Task input:
---*---

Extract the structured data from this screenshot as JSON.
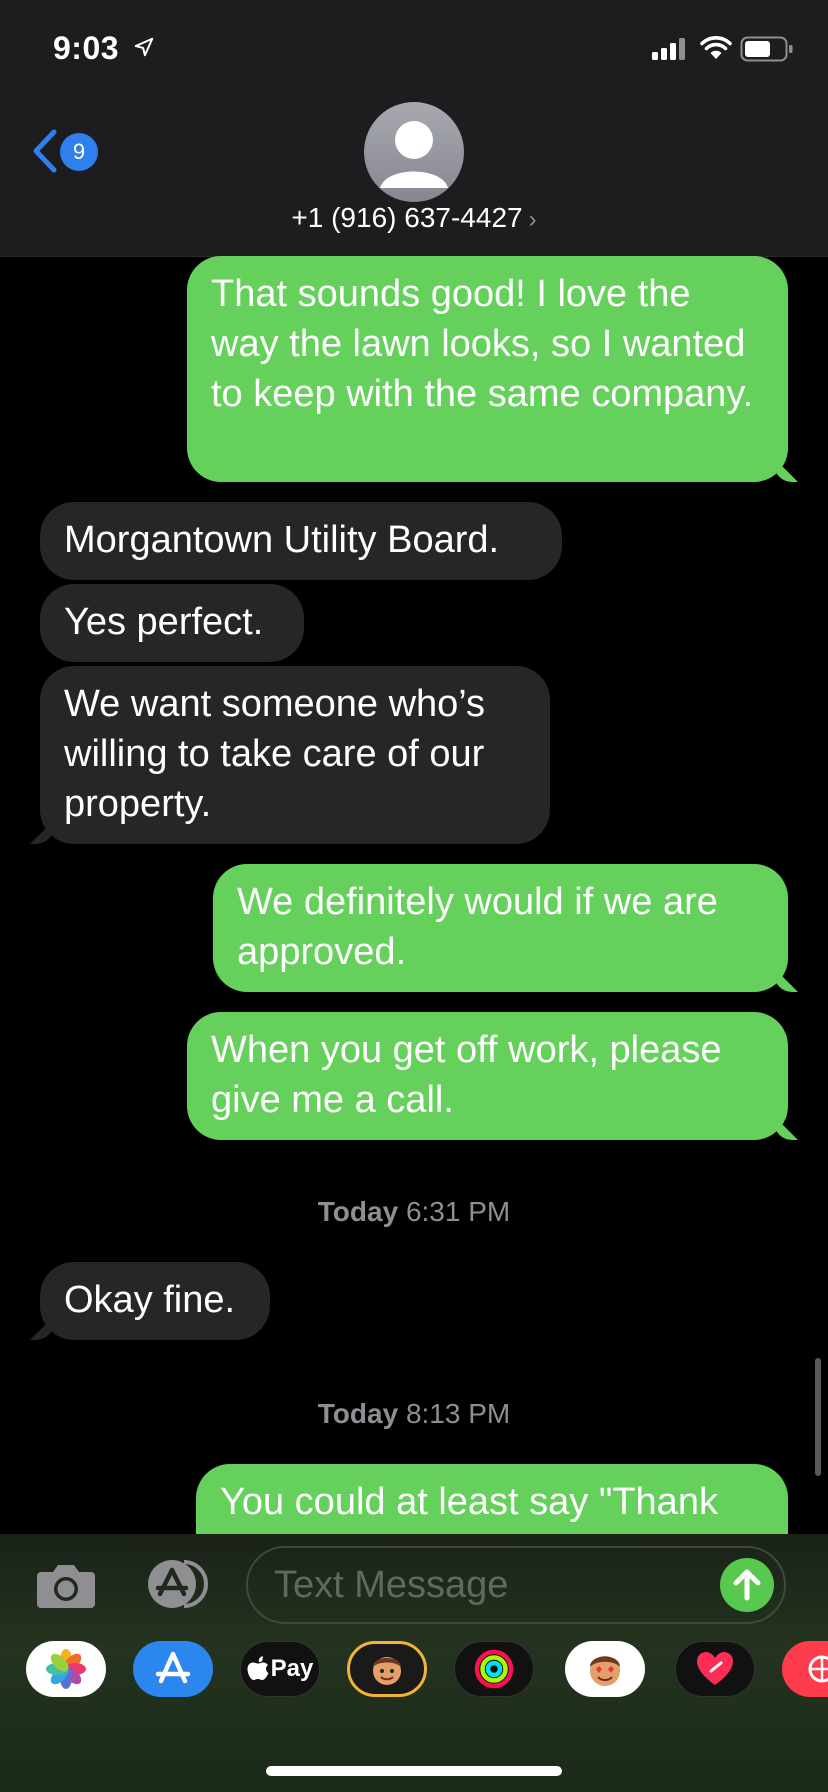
{
  "status_bar": {
    "time": "9:03"
  },
  "header": {
    "back_count": "9",
    "contact": "+1 (916) 637-4427"
  },
  "messages": [
    {
      "direction": "sent",
      "text": "That sounds good! I love the way the lawn looks, so I wanted to keep with the same company."
    },
    {
      "direction": "received",
      "text": "Morgantown Utility Board."
    },
    {
      "direction": "received",
      "text": "Yes perfect."
    },
    {
      "direction": "received",
      "text": "We want someone who’s willing to take care of our property."
    },
    {
      "direction": "sent",
      "text": "We definitely would if we are approved."
    },
    {
      "direction": "sent",
      "text": "When you get off work, please give me a call."
    },
    {
      "direction": "received",
      "text": "Okay fine."
    },
    {
      "direction": "sent",
      "text": "You could at least say \"Thank"
    }
  ],
  "timestamps": [
    {
      "day": "Today",
      "time": "6:31 PM"
    },
    {
      "day": "Today",
      "time": "8:13 PM"
    }
  ],
  "composer": {
    "placeholder": "Text Message"
  },
  "app_tray": [
    {
      "name": "photos",
      "color": "#ffffff"
    },
    {
      "name": "app-store",
      "color": "#2b87ee"
    },
    {
      "name": "apple-pay",
      "label": "Pay",
      "color": "#111111"
    },
    {
      "name": "memoji",
      "color": "#f2b437"
    },
    {
      "name": "activity",
      "color": "#111111"
    },
    {
      "name": "memoji-stickers",
      "color": "#ffffff"
    },
    {
      "name": "digital-touch",
      "color": "#111111"
    },
    {
      "name": "images-search",
      "color": "#ff3b4e"
    }
  ],
  "colors": {
    "sent_bubble": "#65d15c",
    "received_bubble": "#262628",
    "accent_blue": "#2f7fed"
  }
}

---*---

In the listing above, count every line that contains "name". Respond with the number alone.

8